Student Senate is misunderstood by a lot of students on campus. Much of the student body is unsure or simply apathetic about what goes on during senate meetings; some students do not even realize that their own friends are on the senate, and even less so what their friends do on senate.
Students’ apathy and unawareness of the senate’s presence on campus creates a low voter turnout for senate elections. This makes senate elections tricky because a candidate needs at least 20 votes to even qualify for election, even if the candidate is running unopposed. While this year has had a very high rate of voters for the first round of elections, subsequent elections tend to have fewer and fewer people voting. Senate Chair Kathryn Glover (‘15) said that because there are usually at least two or sometimes three elections every year, students stop caring after a certain point.
According to Glover, “Students don’t think, ‘Oh, I’m electing students to serve or do something for me.’ If it seems like seats aren’t getting filled, students then are less enthusiastic to elect people to sit in those seats.”
Senate Parliamentarian Rachel Molland (‘15) also pointed out that many students do not even open the emails sent out that describe what happens within senate, meaning many people are unaware that there even are elections, or that the senate is doing anything that could be important for the student body. This is problematic, especially when you consider how the senate impacts several aspects of campus life.
One of the important functions of the senate is that they review and approve proposed budgets of all the student spaces, clubs, and events on campus. If students want to receive funds for an event that they are hosting or for an established club on campus, they have to get it approved by the senate first. A lot of time and effort goes into determining these budgets, and it is important for students to be aware of the fact that students can receive funding for such events, publications and certain spaces on campus from the senate as long as it is open to all students.

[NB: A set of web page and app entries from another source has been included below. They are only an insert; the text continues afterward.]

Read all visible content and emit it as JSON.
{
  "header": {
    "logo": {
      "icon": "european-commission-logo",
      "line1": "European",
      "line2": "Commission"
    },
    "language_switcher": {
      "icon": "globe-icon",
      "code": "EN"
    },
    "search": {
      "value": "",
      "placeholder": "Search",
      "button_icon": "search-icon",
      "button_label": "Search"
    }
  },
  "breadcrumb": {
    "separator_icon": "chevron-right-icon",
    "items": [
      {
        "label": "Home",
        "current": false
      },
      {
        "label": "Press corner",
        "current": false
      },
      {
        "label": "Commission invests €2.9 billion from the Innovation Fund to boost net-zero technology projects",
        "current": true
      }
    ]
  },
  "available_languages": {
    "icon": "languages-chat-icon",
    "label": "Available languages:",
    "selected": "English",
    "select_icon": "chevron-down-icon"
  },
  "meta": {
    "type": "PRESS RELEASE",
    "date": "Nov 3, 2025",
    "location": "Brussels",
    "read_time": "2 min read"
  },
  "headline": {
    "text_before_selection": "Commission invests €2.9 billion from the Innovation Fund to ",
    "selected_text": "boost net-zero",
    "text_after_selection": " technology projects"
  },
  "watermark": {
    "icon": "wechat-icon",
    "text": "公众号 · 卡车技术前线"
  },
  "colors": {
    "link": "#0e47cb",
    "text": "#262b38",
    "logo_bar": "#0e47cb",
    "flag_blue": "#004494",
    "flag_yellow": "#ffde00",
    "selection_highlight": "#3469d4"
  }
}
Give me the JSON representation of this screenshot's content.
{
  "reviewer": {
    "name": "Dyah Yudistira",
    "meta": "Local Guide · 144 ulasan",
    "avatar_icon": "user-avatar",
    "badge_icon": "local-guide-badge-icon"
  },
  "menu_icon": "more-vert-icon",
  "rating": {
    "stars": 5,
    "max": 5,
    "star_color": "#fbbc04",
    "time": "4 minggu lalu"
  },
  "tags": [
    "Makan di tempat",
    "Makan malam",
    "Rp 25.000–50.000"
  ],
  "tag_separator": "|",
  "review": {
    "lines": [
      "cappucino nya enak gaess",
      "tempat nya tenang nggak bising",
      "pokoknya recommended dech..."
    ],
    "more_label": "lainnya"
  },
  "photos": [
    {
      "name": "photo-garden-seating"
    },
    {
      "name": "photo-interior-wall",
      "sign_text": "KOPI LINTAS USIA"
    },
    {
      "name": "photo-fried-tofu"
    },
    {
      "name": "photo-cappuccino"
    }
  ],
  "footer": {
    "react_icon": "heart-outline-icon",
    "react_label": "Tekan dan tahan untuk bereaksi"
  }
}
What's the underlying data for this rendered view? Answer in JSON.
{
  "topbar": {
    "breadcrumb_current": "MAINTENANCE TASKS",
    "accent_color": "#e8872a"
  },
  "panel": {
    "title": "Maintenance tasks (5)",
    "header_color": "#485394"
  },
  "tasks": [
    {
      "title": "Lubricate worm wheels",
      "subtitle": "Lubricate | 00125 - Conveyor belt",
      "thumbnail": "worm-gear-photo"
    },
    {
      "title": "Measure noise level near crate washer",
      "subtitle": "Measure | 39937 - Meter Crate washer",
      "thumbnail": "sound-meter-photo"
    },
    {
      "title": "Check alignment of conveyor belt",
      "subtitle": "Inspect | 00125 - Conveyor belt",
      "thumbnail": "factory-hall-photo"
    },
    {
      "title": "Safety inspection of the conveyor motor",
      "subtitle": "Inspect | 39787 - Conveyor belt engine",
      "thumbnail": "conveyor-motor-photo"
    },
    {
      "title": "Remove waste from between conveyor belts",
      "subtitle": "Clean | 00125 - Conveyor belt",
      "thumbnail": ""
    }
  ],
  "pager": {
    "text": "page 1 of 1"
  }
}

Budgets are not the only topic of discussion at Senate meetings; these meetings also serve discussion and debate about issues affecting the student body. Recently, for example, senators have been voicing their concerns with the new smoking policy. Many of the people on the senate feel that the smoking ban that will go into effect next year on campus is not a viable solution, especially since many students may not adhere to the new policy. Another issue senate discussed at length during an October meeting was the complaints about AVI’s service on campus. Contamination of vegetarian and vegan food when workers had previously been handling meat products, as well as rising prices of food in the Pub were a few examples of what attendees discussed. If the senators feel that there is enough of a concern about these types of issues, then they can write a formal letter to the administration outlining questions and concerns.
Senators’ opinions are not the only ones that can be heard during these meetings. Anyone can sit in on the meetings and voice their views on an issue being discussed during a meeting, and they can contact the senate ahead of time via email (firstname.lastname@example.org) and ask to have something added to the agenda to future meetings.
Senate meetings are also a good place for students to learn about college finances, services on campus, and other inner workings on campus. Sarah Lawrence President Karen Lawrence attended a meeting to address concerns about the school’s debt and how the school plans on reducing the deficit, the gender ratio on campus and the school’s enrollment with the NCAA Division, among other topics.
Senators are fully aware of the complicated relationship with the student body and the senate, and it is a concern that the leaders are addressing. Glover pointed out that the location of the senate meetings, Bates Meeting Room, is a bit inconvenient and closed off from the rest of campus. She suggested that the meetings move to a more open and visible space on campus such as an area in the library so that students have the chance to see what is going on as well as feel more encouraged to attend and get involved with the meetings and discussions.
“I think it would be a lot better for people to happen upon us in the library, rather than seek us out in a dark hallway in Bates,” said Glover.
Senate may seem like a detached presence from the SLC community, but senators do have an interest in what people have to say, and the leaders of the senate hope that more people will not just be aware of what the senate is doing, but also will actively participate in meetings if they feel that their voices need to be heard on relevant issues that affect campus life.
by Hugh Thornhill '14
Staff Writer and Contributing Layout Editor